(Dataset rows for apps and sites)

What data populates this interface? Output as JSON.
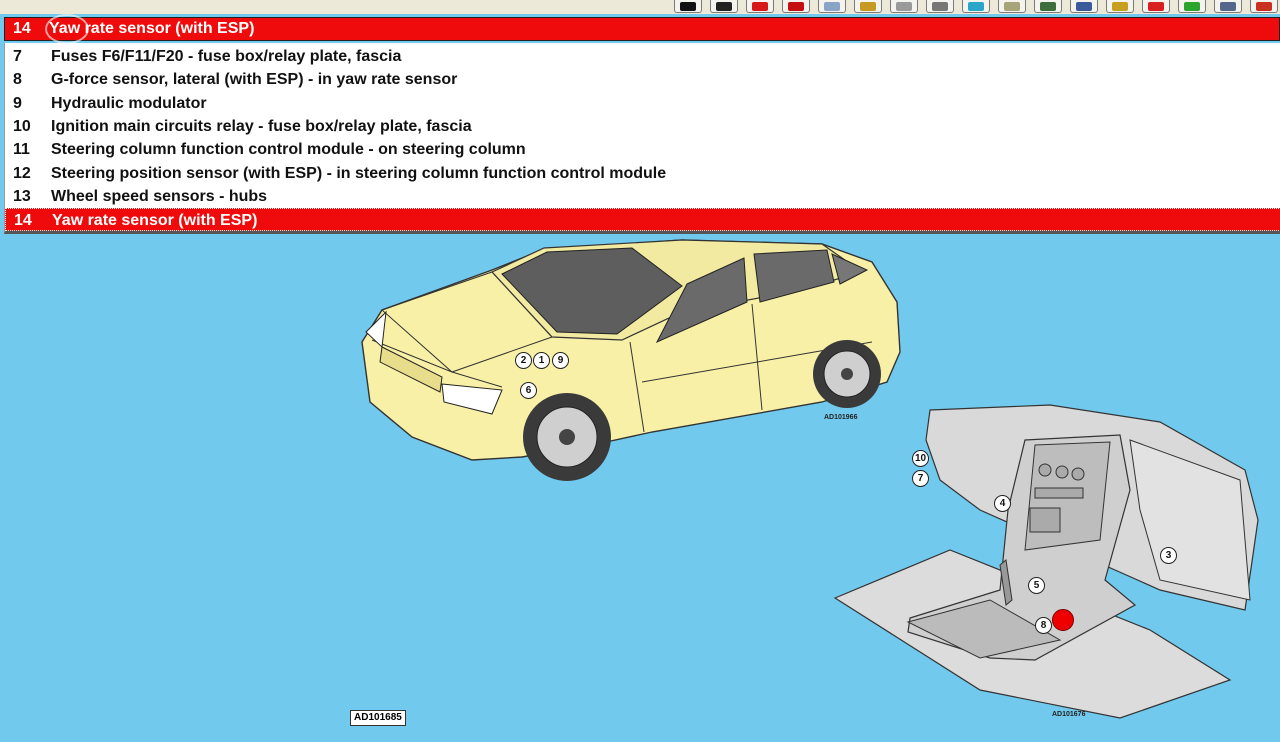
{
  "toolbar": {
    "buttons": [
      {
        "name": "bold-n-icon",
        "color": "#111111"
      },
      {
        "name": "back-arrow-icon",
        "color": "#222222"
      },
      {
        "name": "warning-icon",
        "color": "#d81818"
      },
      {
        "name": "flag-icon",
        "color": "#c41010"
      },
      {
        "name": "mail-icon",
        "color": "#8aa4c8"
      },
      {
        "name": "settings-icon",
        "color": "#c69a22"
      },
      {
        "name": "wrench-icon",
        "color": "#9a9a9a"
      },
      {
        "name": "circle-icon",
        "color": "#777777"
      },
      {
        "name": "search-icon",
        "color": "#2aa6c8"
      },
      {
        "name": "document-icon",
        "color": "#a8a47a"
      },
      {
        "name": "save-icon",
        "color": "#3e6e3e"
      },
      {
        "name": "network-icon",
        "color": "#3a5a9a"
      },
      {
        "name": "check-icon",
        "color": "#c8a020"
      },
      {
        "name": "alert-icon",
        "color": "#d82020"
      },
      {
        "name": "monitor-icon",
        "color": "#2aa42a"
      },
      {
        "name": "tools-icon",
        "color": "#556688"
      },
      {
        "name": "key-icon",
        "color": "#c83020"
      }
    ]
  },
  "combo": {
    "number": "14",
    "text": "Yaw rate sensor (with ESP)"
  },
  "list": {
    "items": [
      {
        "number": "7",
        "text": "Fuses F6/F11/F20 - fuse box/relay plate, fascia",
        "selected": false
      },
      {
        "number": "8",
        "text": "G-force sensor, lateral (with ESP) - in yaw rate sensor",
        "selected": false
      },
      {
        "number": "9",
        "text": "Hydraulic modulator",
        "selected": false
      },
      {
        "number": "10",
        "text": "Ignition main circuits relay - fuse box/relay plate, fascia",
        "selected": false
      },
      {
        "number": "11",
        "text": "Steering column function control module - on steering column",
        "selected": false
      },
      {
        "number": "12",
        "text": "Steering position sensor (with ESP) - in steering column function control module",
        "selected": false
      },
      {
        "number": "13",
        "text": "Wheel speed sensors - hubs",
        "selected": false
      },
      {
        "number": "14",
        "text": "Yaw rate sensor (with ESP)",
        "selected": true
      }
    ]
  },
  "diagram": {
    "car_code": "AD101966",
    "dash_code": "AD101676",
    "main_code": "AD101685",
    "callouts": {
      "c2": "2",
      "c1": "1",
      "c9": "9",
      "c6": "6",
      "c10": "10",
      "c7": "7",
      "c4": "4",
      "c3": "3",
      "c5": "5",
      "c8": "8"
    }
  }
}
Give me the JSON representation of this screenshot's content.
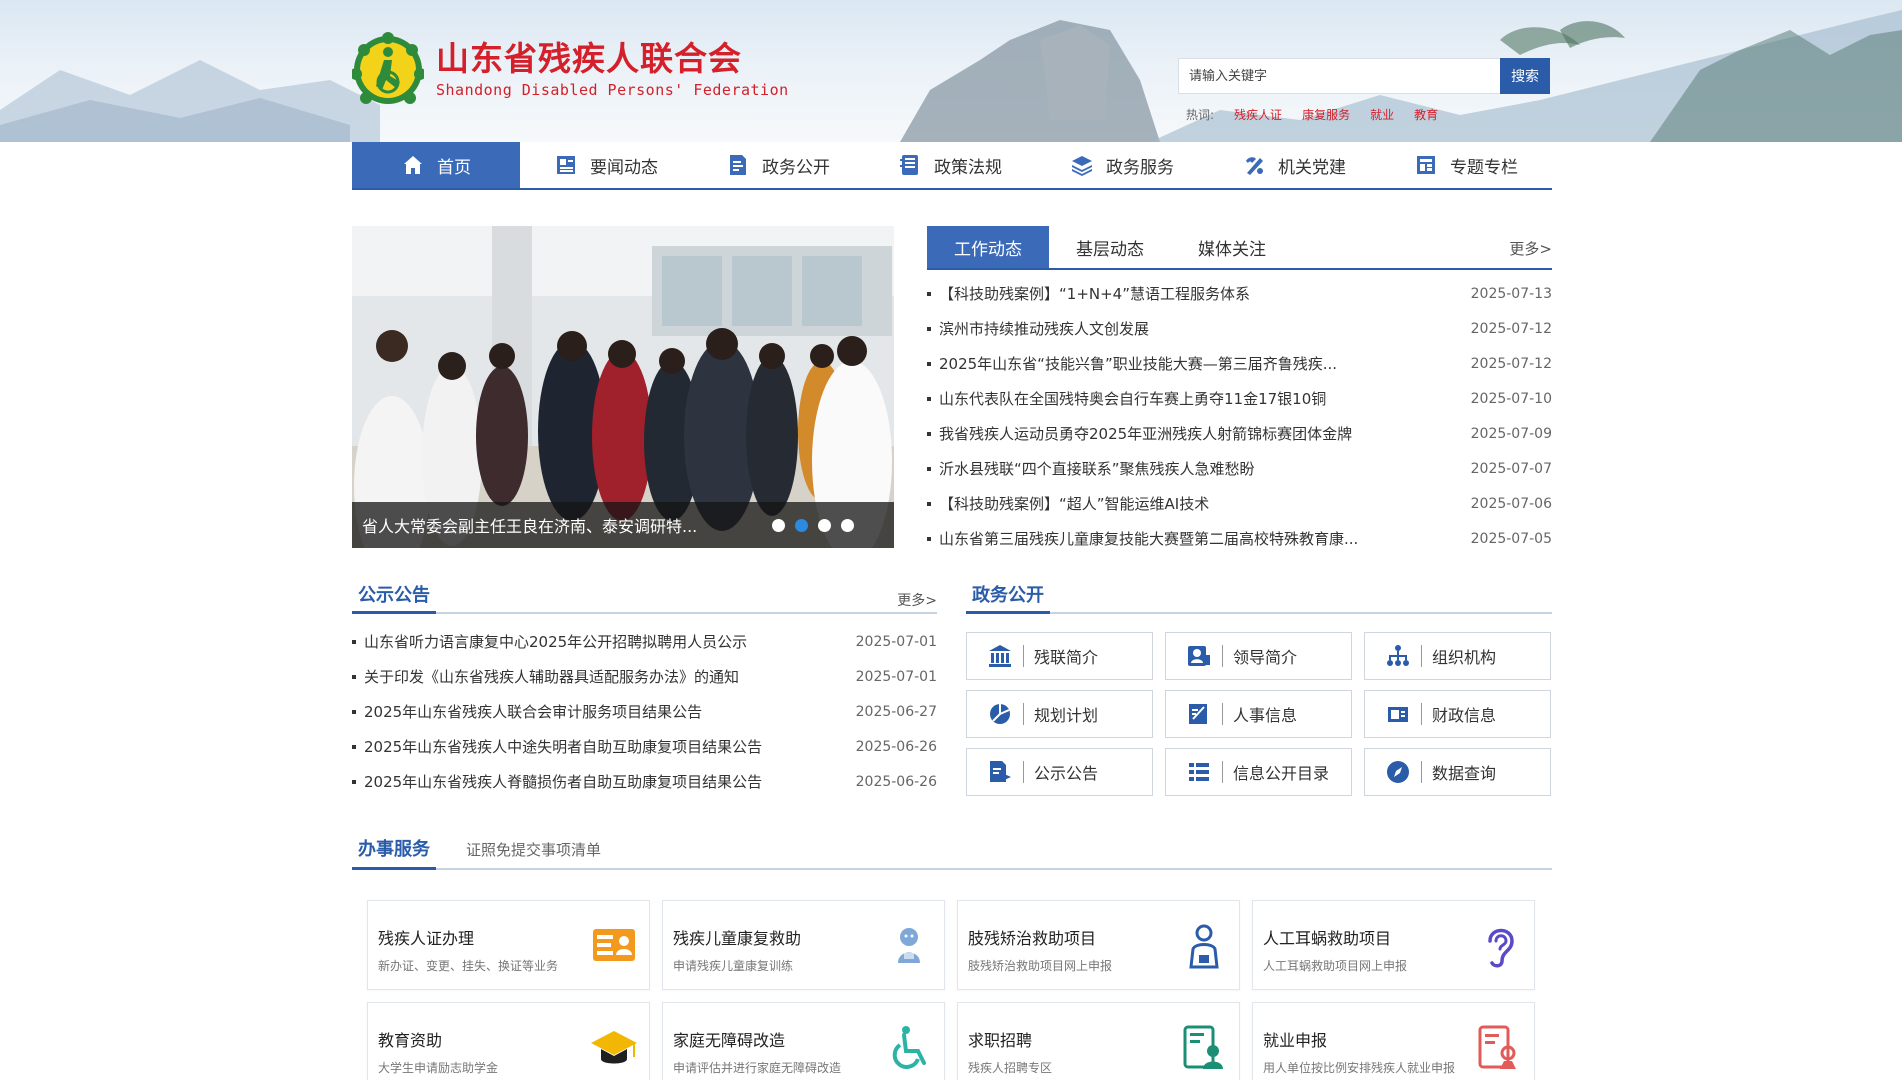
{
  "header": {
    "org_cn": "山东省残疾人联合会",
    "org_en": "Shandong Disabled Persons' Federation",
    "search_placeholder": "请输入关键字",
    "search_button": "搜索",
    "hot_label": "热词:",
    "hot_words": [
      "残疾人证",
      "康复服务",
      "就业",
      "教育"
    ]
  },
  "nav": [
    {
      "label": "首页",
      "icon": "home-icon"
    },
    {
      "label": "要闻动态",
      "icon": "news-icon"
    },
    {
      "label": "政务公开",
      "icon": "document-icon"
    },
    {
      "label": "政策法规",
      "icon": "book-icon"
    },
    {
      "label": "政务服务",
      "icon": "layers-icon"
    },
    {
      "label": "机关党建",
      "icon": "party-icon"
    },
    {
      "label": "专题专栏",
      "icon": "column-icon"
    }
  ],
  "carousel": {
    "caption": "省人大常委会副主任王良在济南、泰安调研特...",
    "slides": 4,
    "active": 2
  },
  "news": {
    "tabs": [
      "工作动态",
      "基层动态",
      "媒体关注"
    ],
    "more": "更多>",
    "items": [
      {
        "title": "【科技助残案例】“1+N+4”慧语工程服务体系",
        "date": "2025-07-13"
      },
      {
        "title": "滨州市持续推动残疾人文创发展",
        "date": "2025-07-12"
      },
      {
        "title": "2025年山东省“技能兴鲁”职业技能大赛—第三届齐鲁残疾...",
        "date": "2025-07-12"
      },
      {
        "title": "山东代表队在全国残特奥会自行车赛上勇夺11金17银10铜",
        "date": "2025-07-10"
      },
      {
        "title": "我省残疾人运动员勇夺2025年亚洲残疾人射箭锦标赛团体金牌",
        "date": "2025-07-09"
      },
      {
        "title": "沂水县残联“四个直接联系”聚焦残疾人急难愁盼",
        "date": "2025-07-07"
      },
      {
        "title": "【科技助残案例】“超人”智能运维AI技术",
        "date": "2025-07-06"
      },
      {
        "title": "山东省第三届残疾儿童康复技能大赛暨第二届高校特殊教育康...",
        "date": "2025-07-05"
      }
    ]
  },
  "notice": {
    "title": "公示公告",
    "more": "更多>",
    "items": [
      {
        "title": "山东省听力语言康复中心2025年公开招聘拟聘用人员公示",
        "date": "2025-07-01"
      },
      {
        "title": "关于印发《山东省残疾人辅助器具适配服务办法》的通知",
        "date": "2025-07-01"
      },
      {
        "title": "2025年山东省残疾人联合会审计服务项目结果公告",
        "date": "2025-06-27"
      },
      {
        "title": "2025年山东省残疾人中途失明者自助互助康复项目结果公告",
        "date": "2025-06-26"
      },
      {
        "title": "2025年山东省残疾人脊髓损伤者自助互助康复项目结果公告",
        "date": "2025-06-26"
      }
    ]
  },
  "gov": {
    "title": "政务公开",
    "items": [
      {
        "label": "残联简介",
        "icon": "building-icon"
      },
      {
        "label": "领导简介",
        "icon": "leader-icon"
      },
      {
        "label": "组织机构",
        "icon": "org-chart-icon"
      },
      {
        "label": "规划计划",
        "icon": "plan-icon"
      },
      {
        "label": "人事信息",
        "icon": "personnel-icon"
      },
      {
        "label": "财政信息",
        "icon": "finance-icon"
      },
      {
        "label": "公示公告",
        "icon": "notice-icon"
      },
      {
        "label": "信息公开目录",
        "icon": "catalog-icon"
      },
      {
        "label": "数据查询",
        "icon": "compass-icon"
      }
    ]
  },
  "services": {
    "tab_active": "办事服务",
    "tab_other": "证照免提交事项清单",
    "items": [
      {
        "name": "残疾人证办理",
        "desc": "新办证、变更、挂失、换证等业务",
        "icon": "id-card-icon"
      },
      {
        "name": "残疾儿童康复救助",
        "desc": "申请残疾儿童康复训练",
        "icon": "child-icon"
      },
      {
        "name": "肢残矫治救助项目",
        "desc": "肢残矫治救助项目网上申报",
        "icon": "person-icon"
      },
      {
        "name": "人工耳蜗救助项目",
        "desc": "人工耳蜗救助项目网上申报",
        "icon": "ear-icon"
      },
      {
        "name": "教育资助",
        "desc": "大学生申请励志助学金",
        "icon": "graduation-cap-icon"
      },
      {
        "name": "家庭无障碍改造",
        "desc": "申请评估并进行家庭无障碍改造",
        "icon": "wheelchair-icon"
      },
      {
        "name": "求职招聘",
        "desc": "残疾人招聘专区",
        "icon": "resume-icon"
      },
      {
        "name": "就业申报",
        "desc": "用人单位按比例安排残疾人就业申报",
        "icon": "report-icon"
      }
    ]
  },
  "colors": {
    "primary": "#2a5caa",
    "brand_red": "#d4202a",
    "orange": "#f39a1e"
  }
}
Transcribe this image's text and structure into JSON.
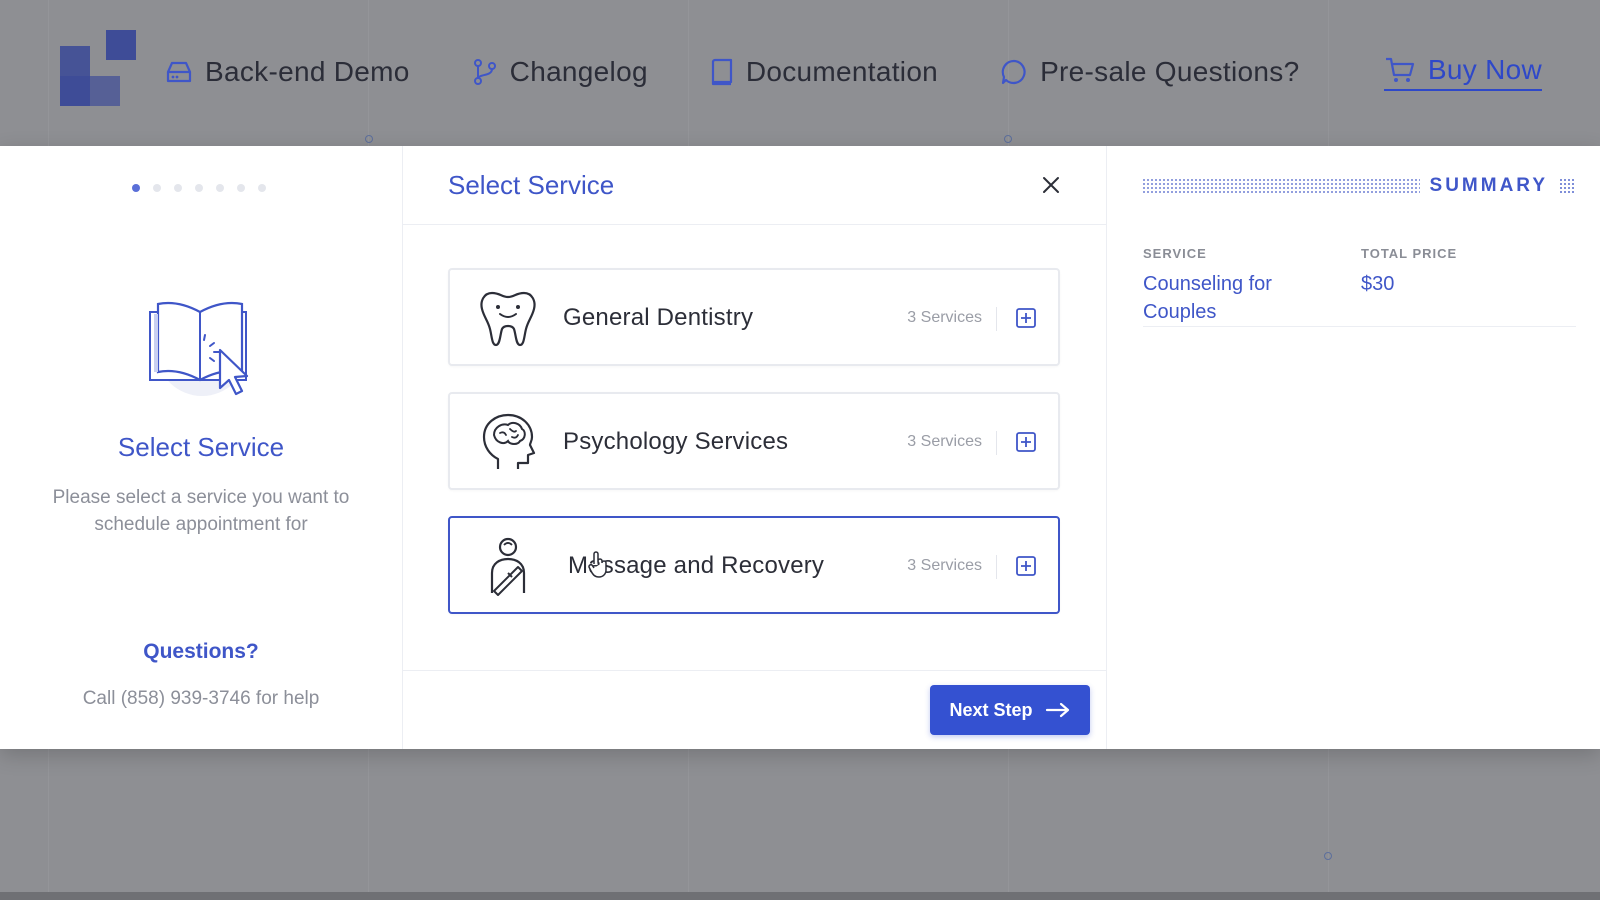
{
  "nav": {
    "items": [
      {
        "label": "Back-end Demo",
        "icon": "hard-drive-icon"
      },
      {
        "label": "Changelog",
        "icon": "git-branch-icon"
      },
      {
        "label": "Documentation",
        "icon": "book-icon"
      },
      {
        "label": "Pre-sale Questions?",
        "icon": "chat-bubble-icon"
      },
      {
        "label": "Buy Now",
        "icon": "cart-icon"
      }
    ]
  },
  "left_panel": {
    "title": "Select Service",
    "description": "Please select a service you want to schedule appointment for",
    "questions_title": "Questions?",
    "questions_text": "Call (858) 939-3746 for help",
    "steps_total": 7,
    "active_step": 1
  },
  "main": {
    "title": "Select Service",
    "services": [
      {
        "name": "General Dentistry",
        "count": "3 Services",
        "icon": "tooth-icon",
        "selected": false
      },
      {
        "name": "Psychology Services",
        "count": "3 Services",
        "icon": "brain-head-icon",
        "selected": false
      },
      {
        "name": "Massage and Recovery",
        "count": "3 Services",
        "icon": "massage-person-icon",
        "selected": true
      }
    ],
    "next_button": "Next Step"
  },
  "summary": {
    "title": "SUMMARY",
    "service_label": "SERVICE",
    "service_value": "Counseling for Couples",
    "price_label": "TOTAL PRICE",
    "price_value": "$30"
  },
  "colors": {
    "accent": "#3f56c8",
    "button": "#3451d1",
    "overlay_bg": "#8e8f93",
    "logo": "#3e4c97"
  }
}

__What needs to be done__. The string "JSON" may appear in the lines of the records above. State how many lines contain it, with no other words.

__Solution below__. 3